By Janae Wilkerson | SMART Boise
An old buddy has a new business proposal for you: An outdoor swimming pool, he says. It will be great. People can swim all summer.
An outdoor swimming pool? Tell me more, you say, a bit skeptical.
Don’t worry, he says: “There are a lot of ways to make money! We’ll get people to pay a yearly fee to become members of our Pool Society, and that will pay for the upkeep. And then we’ll charge admission each time they actually come to swim. Oh, and we’ll charge every Pool Society member a mandatory, ongoing fee to help us maintain some swim teams. And charge them again if their kids join the swim teams. And if the pool doesn’t break even, we can just charge our members more to cover the difference! So many revenue-making opportunities: What do you say?”
RELATED: SMART Boise report reveals more than $144 million in wasteful spending by City Hall. Click here to download.
I imagine most of us would turn down this proposal. Common sense alone declares no swimming pool with such a business model would even find the funds to start, let alone become profitable.
Yet despite the obvious flaws, such a business model does exist. What’s more, you and I are both involuntary Pool Society members. We each pay yearly fees to run a system of outdoor pools and we pay to maintain pool swim teams, whether we want to or not. If we actually want to use the pools or join a swim team, we pay more.
Such are the facilities run by the City of Boise. Public officials have spent property tax money to build the facilities, make taxpayers pay to use them, then cover consistent yearly losses with more taxpayer dollars. Boise owns and operates pools, golf courses, an ice skating facility, and a crop farm, and nearly every one consistently loses money.
The City of Boise is not a savvy business owner: Boise’s unwise business practices directly contribute to property tax increases.
Overall, there are two factors that decide how high each resident’s property taxes are each year: The amount of money the city says it needs, and the amount of taxable property from which to draw that money. The city first decides how much to spend—to account for new programs, for maintenance, for swimming pool losses—which dictates how much tax money Boise needs to collect.
So the first way Boise’s business practices contribute to higher property taxes is obvious: Boise’s facilities constantly hemorrhage red ink, growing the city’s budget accordingly. If the facilities Boise runs were private businesses, they likely would have folded years ago.
Take Idaho Ice World, an ice skating rink Boise bought from private ownership in 2003. For each of the last five years, Idaho Ice World has operated at a loss. Admission fees bring in some revenue, but not enough people skate to cover operating costs: Over the past five years, the ice rink has lost more than half a million dollars. Boiseans’ tax dollars subsidize the difference. Thus, as an involuntary “ice rink member,” you pay an annual fee to keep the doors open, and pay Boise each time you actually skate.

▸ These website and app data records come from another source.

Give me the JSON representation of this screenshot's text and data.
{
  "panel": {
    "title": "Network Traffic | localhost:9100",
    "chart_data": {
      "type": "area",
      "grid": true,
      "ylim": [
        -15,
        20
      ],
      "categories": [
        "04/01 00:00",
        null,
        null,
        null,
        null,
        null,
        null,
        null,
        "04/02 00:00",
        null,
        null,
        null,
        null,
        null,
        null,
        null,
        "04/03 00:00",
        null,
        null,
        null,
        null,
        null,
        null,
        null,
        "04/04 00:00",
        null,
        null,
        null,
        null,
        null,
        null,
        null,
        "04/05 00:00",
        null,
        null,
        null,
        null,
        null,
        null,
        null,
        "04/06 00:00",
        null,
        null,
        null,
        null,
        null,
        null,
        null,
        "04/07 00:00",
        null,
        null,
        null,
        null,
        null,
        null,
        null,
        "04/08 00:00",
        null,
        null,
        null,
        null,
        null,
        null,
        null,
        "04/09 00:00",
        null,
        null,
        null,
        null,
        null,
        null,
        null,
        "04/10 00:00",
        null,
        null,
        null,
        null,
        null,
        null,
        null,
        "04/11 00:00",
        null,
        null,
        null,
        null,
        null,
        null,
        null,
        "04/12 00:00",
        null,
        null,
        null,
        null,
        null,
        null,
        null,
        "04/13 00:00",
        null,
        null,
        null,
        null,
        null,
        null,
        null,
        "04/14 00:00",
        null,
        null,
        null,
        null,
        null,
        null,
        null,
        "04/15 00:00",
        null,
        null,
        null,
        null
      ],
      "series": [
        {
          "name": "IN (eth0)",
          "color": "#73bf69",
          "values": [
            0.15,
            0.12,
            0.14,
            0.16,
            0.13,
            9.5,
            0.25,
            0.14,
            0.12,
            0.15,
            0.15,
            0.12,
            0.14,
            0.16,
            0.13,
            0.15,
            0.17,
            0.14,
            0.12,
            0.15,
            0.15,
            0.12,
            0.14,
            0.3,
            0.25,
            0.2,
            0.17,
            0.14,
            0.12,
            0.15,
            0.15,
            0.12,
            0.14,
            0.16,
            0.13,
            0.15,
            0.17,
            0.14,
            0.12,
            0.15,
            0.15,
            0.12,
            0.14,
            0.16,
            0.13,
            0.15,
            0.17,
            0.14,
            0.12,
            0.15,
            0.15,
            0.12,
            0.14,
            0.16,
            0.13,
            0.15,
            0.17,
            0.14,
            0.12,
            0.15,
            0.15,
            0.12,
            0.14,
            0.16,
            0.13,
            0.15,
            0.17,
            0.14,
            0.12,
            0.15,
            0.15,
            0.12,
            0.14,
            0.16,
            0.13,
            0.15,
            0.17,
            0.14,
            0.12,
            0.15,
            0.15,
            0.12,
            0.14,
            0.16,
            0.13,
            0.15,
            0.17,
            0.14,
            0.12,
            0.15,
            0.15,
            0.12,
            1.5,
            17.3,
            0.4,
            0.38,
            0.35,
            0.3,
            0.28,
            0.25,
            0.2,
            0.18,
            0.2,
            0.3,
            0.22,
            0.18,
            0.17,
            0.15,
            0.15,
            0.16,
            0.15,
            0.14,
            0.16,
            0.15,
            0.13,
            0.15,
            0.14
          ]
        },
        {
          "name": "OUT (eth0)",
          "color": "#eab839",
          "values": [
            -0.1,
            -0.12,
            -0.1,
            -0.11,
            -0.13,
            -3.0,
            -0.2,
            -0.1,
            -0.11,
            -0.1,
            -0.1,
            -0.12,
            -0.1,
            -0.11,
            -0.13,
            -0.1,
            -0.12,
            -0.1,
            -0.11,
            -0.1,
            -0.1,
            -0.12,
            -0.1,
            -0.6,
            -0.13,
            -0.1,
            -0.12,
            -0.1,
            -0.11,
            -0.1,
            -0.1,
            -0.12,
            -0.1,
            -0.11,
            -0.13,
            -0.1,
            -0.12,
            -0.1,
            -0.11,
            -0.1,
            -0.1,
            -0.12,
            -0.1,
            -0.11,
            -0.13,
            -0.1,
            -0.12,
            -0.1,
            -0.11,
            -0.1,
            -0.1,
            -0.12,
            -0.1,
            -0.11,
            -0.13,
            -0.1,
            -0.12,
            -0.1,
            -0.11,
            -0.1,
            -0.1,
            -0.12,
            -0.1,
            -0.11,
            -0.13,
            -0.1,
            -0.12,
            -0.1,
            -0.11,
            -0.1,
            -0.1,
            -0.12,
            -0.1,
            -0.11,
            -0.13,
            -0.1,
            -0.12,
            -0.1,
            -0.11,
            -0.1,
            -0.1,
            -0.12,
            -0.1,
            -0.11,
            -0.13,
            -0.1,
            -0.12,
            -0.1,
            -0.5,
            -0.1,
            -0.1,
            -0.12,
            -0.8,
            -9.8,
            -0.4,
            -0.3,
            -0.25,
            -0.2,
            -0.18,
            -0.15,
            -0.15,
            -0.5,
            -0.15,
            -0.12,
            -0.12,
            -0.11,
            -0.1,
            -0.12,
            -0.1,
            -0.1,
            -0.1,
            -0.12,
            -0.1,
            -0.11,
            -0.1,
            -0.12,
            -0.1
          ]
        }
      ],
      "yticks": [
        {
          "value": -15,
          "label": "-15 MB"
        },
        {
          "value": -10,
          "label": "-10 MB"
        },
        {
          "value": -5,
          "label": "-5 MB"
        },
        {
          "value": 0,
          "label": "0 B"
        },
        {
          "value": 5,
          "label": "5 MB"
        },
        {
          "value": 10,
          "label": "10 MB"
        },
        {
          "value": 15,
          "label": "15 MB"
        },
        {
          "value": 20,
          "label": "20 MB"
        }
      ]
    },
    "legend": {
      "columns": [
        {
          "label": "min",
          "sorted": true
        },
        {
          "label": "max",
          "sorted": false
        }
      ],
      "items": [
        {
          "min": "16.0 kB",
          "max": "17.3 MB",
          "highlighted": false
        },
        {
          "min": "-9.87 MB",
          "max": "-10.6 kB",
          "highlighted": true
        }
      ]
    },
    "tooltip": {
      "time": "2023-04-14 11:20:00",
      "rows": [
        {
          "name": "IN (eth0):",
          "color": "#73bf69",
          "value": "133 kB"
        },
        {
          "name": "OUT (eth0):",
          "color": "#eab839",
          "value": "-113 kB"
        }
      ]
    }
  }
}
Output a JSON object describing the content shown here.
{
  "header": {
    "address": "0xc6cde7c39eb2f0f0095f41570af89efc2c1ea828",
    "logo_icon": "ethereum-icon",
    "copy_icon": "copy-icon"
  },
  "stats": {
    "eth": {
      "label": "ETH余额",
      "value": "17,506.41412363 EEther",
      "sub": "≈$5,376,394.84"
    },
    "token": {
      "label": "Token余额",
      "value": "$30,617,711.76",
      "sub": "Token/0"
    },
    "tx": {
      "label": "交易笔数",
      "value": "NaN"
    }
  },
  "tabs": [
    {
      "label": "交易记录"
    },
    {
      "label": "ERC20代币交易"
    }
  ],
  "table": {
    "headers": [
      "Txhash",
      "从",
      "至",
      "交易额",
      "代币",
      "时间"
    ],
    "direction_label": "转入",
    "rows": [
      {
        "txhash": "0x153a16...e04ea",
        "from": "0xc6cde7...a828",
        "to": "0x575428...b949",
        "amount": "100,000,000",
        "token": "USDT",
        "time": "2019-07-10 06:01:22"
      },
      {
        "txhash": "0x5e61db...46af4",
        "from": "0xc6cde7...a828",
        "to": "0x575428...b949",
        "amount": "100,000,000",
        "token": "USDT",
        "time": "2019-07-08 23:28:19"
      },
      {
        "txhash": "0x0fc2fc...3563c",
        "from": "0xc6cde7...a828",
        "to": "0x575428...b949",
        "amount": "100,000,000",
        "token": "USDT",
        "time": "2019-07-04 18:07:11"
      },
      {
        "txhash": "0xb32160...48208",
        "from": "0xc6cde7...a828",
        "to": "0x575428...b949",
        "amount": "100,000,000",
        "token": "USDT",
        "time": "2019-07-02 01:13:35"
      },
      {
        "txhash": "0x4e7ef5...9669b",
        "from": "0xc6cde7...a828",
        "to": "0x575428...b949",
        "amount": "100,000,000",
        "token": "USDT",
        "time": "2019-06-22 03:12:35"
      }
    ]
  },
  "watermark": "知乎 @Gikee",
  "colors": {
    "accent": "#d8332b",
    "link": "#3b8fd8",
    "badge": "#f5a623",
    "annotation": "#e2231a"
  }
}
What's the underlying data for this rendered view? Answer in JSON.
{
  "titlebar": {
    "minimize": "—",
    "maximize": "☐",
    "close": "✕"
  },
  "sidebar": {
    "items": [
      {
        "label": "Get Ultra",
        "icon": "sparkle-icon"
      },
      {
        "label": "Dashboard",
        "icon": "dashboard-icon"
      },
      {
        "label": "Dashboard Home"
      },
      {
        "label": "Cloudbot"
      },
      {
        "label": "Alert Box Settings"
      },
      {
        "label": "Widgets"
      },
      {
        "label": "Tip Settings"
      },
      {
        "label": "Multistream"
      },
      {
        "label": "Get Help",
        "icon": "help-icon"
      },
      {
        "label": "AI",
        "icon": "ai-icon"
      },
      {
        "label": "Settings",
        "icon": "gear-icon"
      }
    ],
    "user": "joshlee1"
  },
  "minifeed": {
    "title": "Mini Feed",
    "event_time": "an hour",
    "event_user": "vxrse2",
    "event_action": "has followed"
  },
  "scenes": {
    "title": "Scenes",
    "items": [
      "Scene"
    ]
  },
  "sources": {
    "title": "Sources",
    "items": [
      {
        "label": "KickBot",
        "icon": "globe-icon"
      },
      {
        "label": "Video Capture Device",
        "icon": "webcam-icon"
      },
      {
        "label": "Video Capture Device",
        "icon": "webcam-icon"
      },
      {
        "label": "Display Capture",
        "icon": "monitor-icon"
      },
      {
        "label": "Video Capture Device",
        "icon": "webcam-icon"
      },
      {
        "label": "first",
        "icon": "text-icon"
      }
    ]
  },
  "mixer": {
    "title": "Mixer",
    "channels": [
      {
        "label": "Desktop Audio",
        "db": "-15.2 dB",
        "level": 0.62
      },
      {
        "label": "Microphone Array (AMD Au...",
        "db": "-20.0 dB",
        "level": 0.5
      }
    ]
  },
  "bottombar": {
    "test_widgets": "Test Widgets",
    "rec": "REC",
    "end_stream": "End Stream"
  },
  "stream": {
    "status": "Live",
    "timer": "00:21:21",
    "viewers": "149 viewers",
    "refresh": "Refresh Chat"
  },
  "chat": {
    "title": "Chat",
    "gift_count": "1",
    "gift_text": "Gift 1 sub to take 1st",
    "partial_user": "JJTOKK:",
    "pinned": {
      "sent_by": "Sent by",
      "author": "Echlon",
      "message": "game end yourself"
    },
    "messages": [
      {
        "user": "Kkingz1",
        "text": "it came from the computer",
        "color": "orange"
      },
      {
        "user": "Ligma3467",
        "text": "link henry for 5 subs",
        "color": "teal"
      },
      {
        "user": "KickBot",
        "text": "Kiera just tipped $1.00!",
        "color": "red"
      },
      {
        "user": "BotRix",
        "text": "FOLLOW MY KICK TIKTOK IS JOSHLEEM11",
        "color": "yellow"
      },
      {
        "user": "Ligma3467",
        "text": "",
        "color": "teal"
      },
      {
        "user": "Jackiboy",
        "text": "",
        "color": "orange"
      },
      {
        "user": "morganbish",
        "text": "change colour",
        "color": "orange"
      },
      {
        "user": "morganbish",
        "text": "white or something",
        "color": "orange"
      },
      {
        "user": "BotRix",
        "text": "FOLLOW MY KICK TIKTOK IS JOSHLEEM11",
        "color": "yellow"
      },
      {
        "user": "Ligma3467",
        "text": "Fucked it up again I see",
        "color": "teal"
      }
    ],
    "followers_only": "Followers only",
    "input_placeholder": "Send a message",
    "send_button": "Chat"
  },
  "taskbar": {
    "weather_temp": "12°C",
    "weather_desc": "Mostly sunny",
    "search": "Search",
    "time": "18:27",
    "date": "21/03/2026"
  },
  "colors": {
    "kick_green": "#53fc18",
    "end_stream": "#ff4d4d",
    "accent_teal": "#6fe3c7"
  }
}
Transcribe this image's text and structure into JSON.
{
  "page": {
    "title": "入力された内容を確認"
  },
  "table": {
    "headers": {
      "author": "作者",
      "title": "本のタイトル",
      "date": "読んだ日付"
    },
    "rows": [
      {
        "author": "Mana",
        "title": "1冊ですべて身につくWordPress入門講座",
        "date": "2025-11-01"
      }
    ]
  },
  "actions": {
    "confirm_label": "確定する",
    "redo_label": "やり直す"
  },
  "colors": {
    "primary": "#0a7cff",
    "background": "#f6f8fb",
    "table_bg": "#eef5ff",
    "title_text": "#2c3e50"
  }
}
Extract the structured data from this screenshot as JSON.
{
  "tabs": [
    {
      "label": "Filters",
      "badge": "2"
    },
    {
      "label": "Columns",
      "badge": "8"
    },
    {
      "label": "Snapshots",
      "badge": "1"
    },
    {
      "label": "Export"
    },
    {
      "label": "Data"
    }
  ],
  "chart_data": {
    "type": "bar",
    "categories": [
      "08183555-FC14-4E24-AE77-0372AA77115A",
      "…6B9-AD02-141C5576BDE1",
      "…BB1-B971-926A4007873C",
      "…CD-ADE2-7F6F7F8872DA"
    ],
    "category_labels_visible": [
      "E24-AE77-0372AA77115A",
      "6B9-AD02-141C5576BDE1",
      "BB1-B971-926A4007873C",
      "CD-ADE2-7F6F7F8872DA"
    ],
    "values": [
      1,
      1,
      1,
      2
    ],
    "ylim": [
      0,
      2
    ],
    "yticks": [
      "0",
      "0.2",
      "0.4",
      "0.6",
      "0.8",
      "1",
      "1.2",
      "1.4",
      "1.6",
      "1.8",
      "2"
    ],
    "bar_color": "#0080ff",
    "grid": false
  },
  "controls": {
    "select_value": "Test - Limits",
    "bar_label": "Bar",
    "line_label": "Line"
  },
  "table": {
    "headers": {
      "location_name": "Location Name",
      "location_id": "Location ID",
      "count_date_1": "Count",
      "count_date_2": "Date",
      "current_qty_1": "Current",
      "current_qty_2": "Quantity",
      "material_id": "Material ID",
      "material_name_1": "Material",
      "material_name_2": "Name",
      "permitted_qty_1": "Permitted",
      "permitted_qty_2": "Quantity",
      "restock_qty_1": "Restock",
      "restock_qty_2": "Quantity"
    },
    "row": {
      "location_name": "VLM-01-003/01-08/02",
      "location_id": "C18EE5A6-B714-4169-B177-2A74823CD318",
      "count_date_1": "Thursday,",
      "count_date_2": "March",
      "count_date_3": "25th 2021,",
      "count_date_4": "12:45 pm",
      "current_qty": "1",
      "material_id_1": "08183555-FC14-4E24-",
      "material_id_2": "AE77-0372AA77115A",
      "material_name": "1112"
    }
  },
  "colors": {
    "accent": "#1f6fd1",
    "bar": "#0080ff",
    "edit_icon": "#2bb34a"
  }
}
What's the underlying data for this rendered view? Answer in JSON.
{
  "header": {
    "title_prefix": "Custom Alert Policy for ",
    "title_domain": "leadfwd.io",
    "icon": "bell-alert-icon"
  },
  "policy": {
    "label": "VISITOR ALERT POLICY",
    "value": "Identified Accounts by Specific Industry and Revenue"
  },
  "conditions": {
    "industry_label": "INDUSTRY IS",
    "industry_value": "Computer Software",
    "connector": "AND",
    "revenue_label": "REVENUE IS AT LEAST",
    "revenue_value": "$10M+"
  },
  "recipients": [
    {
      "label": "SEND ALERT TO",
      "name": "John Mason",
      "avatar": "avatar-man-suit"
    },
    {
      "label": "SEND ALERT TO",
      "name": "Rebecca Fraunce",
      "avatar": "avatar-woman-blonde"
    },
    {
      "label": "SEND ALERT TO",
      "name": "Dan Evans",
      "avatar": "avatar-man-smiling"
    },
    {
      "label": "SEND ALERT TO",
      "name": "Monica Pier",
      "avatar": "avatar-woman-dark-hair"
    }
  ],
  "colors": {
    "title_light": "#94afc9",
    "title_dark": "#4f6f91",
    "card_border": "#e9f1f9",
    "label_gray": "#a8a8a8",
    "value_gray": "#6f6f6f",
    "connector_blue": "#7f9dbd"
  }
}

Boise’s six public pools are sinking even faster. Not a single one makes money, and each pool’s annual loss ranges from $37,000 to more than $100,000. In the last half-decade, the city has spent more than $2 million tax dollars to keep its pools open. Furthermore, gyms and facilities with their own swimming pools pay property taxes that maintain their competitor’s—aka the City of Boise—pools.
The City of Boise is not good at managing facilities. After all, government spending, in a nutshell, means using one person’s money to buy something for someone else. The government has no monetary incentive to be careful about how much it spends, or the quality of the results. So the city’s experiments with pools, golf courses, farms, and ice rinks swell Boise’s budget and increase the amount of money taken from its residents.
Boise’s business practices directly increase our property taxes in another, less obvious fashion. The more property government owns, the fewer private properties there are to actually pay property taxes. Government-run facilities and properties owned by Boise don’t pay property taxes to Boise, despite being covered by city services such as police and fire. Thus, the more property Boise owns—dozens of properties and counting—the more upward pressure on property taxes for the rest of us.
The City of Boise shouldn’t act as a business management company, because it directly burdens city residents with higher and higher property taxes. Residents of Boise should say the same thing to the city government as they would say to an old buddy with a ridiculous pool scheme: “No.”
There are two things the city can do right now to fix part of this property tax mess: Boise City Council can call for a complete review of programs, facilities, and public lands that can be auctioned off to the highest private bidder. Selling government-owned facilities would get Boise taxpayers off the hook as involuntary “Pool Society” and “ice rink” members. Furthermore, the city should pledge to use the resurgence in taxable property to lower the tax burden for homeowners and other property-tax payers.
Finally, city councilors should pick up a copy of “Are you kidding me, Boise?” the SMART Boise analysis of Boise’s budget, to understand the plethora of areas where they can cut down wasteful spending.